» TASK GOAL
Search for the word "时间的答卷" in the entries. Each line that holds it should be copied.

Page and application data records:
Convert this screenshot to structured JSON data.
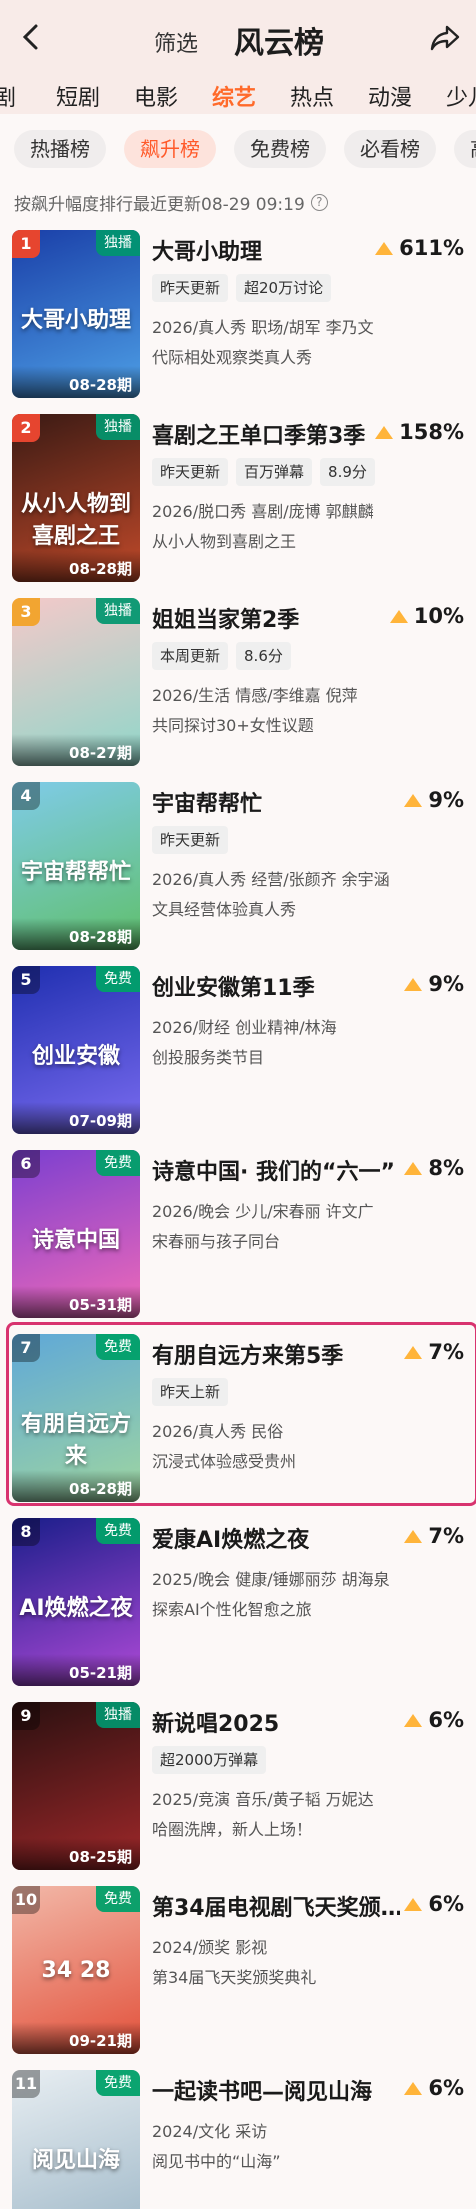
{
  "header": {
    "title": "风云榜",
    "filter": "筛选"
  },
  "categories": [
    "剧",
    "短剧",
    "电影",
    "综艺",
    "热点",
    "动漫",
    "少儿"
  ],
  "tabs": [
    "热播榜",
    "飙升榜",
    "免费榜",
    "必看榜",
    "高"
  ],
  "subline": "按飙升幅度排行最近更新08-29 09:19",
  "items": [
    {
      "rank": "1",
      "badge": "独播",
      "period": "08-28期",
      "title": "大哥小助理",
      "delta": "611%",
      "tags": [
        "昨天更新",
        "超20万讨论"
      ],
      "meta1": "2026/真人秀 职场/胡军 李乃文",
      "meta2": "代际相处观察类真人秀",
      "poster_text": "大哥小助理",
      "c1": "#1a3fa8",
      "c2": "#4ea0e6"
    },
    {
      "rank": "2",
      "badge": "独播",
      "period": "08-28期",
      "title": "喜剧之王单口季第3季",
      "delta": "158%",
      "tags": [
        "昨天更新",
        "百万弹幕",
        "8.9分"
      ],
      "meta1": "2026/脱口秀 喜剧/庞博 郭麒麟",
      "meta2": "从小人物到喜剧之王",
      "poster_text": "从小人物到喜剧之王",
      "c1": "#3a1a14",
      "c2": "#c24a2a"
    },
    {
      "rank": "3",
      "badge": "独播",
      "period": "08-27期",
      "title": "姐姐当家第2季",
      "delta": "10%",
      "tags": [
        "本周更新",
        "8.6分"
      ],
      "meta1": "2026/生活 情感/李维嘉 倪萍",
      "meta2": "共同探讨30+女性议题",
      "poster_text": "",
      "c1": "#f4c9c9",
      "c2": "#8fd6c9"
    },
    {
      "rank": "4",
      "badge": "",
      "period": "08-28期",
      "title": "宇宙帮帮忙",
      "delta": "9%",
      "tags": [
        "昨天更新"
      ],
      "meta1": "2026/真人秀 经营/张颜齐 余宇涵",
      "meta2": "文具经营体验真人秀",
      "poster_text": "宇宙帮帮忙",
      "c1": "#7fcbe8",
      "c2": "#5fbf6a"
    },
    {
      "rank": "5",
      "badge": "免费",
      "period": "07-09期",
      "title": "创业安徽第11季",
      "delta": "9%",
      "tags": [],
      "meta1": "2026/财经 创业精神/林海",
      "meta2": "创投服务类节目",
      "poster_text": "创业安徽",
      "c1": "#1f2fb0",
      "c2": "#7b6cf0"
    },
    {
      "rank": "6",
      "badge": "免费",
      "period": "05-31期",
      "title": "诗意中国· 我们的“六一”",
      "delta": "8%",
      "tags": [],
      "meta1": "2026/晚会 少儿/宋春丽 许文广",
      "meta2": "宋春丽与孩子同台",
      "poster_text": "诗意中国",
      "c1": "#7b3fd0",
      "c2": "#f06ab8"
    },
    {
      "rank": "7",
      "badge": "免费",
      "period": "08-28期",
      "title": "有朋自远方来第5季",
      "delta": "7%",
      "tags": [
        "昨天上新"
      ],
      "meta1": "2026/真人秀 民俗",
      "meta2": "沉浸式体验感受贵州",
      "poster_text": "有朋自远方来",
      "c1": "#5fa8d8",
      "c2": "#9fd6a0"
    },
    {
      "rank": "8",
      "badge": "免费",
      "period": "05-21期",
      "title": "爱康AI焕燃之夜",
      "delta": "7%",
      "tags": [],
      "meta1": "2025/晚会 健康/锤娜丽莎 胡海泉",
      "meta2": "探索AI个性化智愈之旅",
      "poster_text": "AI焕燃之夜",
      "c1": "#1a1e8a",
      "c2": "#b04ad8"
    },
    {
      "rank": "9",
      "badge": "独播",
      "period": "08-25期",
      "title": "新说唱2025",
      "delta": "6%",
      "tags": [
        "超2000万弹幕"
      ],
      "meta1": "2025/竞演 音乐/黄子韬 万妮达",
      "meta2": "哈圈洗牌，新人上场！",
      "poster_text": "",
      "c1": "#2a1010",
      "c2": "#a0282a"
    },
    {
      "rank": "10",
      "badge": "免费",
      "period": "09-21期",
      "title": "第34届电视剧飞天奖颁…",
      "delta": "6%",
      "tags": [],
      "meta1": "2024/颁奖 影视",
      "meta2": "第34届飞天奖颁奖典礼",
      "poster_text": "34 28",
      "c1": "#f2b8a8",
      "c2": "#e2503a"
    },
    {
      "rank": "11",
      "badge": "免费",
      "period": "",
      "title": "一起读书吧—阅见山海",
      "delta": "6%",
      "tags": [],
      "meta1": "2024/文化 采访",
      "meta2": "阅见书中的“山海”",
      "poster_text": "阅见山海",
      "c1": "#e8eef2",
      "c2": "#9fb8c8"
    }
  ],
  "colors": {
    "accent": "#ff6a2a",
    "rank_bg": "#e6452f",
    "rank_alt": "#f2a531",
    "up": "#ffb43a",
    "highlight": "#d8336f"
  }
}
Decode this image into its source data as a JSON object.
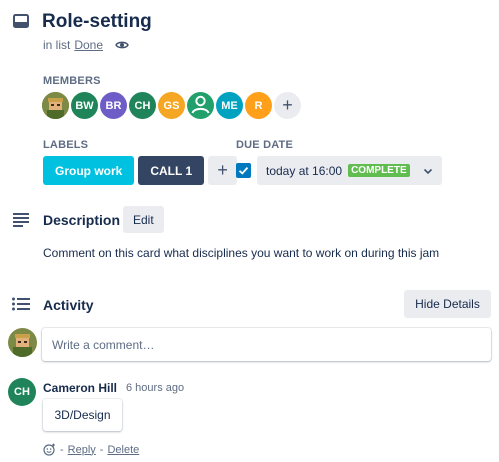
{
  "card": {
    "title": "Role-setting",
    "in_list_prefix": "in list",
    "list_name": "Done"
  },
  "members": {
    "label": "MEMBERS",
    "avatars": [
      {
        "initials": "",
        "color": "#6b7a3c",
        "image": true
      },
      {
        "initials": "BW",
        "color": "#1f845a"
      },
      {
        "initials": "BR",
        "color": "#6e5dc6"
      },
      {
        "initials": "CH",
        "color": "#1f845a"
      },
      {
        "initials": "GS",
        "color": "#f5a623"
      },
      {
        "initials": "",
        "color": "#22a06b",
        "icon": "person-icon"
      },
      {
        "initials": "ME",
        "color": "#00a3bf"
      },
      {
        "initials": "R",
        "color": "#ff9f1a"
      }
    ],
    "add": "+"
  },
  "labels": {
    "label": "LABELS",
    "items": [
      {
        "text": "Group work",
        "color": "#00c2e0"
      },
      {
        "text": "CALL 1",
        "color": "#344563"
      }
    ],
    "add": "+"
  },
  "due_date": {
    "label": "DUE DATE",
    "text": "today at 16:00",
    "status": "COMPLETE",
    "checked": true
  },
  "description": {
    "title": "Description",
    "edit_label": "Edit",
    "text": "Comment on this card what disciplines you want to work on during this jam"
  },
  "activity": {
    "title": "Activity",
    "hide_details_label": "Hide Details",
    "comment_placeholder": "Write a comment…",
    "entries": [
      {
        "initials": "CH",
        "author": "Cameron Hill",
        "time": "6 hours ago",
        "comment": "3D/Design",
        "reply_label": "Reply",
        "delete_label": "Delete",
        "separator": "-"
      }
    ]
  },
  "colors": {
    "text": "#172b4d",
    "subtle": "#5e6c84",
    "button_bg": "#ebecf0",
    "complete": "#61bd4f",
    "checkbox": "#0079bf"
  }
}
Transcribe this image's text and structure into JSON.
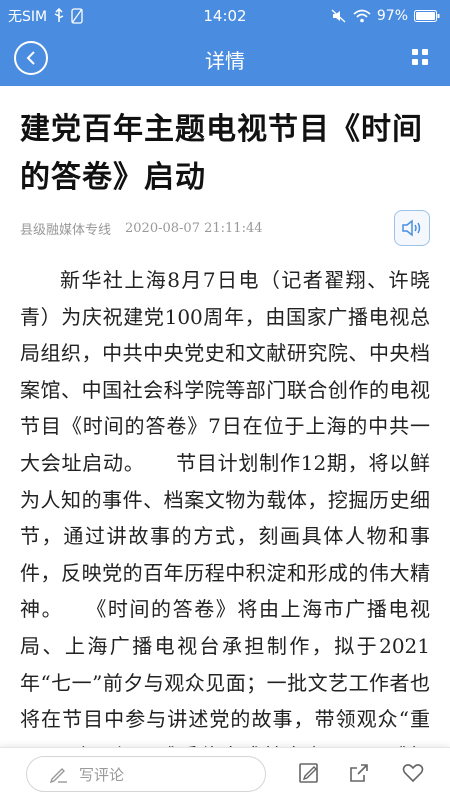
{
  "status_bar": {
    "carrier": "无SIM",
    "time": "14:02",
    "battery": "97%"
  },
  "navbar": {
    "title": "详情"
  },
  "article": {
    "title": "建党百年主题电视节目《时间的答卷》启动",
    "source": "县级融媒体专线",
    "datetime": "2020-08-07 21:11:44",
    "body": "新华社上海8月7日电（记者翟翔、许晓青）为庆祝建党100周年，由国家广播电视总局组织，中共中央党史和文献研究院、中央档案馆、中国社会科学院等部门联合创作的电视节目《时间的答卷》7日在位于上海的中共一大会址启动。　　节目计划制作12期，将以鲜为人知的事件、档案文物为载体，挖掘历史细节，通过讲故事的方式，刻画具体人物和事件，反映党的百年历程中积淀和形成的伟大精神。　　《时间的答卷》将由上海市广播电视局、上海广播电视台承担制作，拟于2021年“七一”前夕与观众见面；一批文艺工作者也将在节目中参与讲述党的故事，带领观众“重回”历史现场，感受伟大成就来之不易，感悟中国共产党为"
  },
  "bottom_bar": {
    "comment_placeholder": "写评论"
  },
  "colors": {
    "brand": "#4a8de0"
  },
  "icons": [
    "back-arrow-icon",
    "more-grid-icon",
    "audio-speaker-icon",
    "pencil-icon",
    "edit-icon",
    "share-icon",
    "heart-icon"
  ]
}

» WRITTEN SOLUTION
    "title": "建党百年主题电视节目《时间的答卷》启动",
    "body": "新华社上海8月7日电（记者翟翔、许晓青）为庆祝建党100周年，由国家广播电视总局组织，中共中央党史和文献研究院、中央档案馆、中国社会科学院等部门联合创作的电视节目《时间的答卷》7日在位于上海的中共一大会址启动。　　节目计划制作12期，将以鲜为人知的事件、档案文物为载体，挖掘历史细节，通过讲故事的方式，刻画具体人物和事件，反映党的百年历程中积淀和形成的伟大精神。　　《时间的答卷》将由上海市广播电视局、上海广播电视台承担制作，拟于2021年“七一”前夕与观众见面；一批文艺工作者也将在节目中参与讲述党的故事，带领观众“重回”历史现场，感受伟大成就来之不易，感悟中国共产党为"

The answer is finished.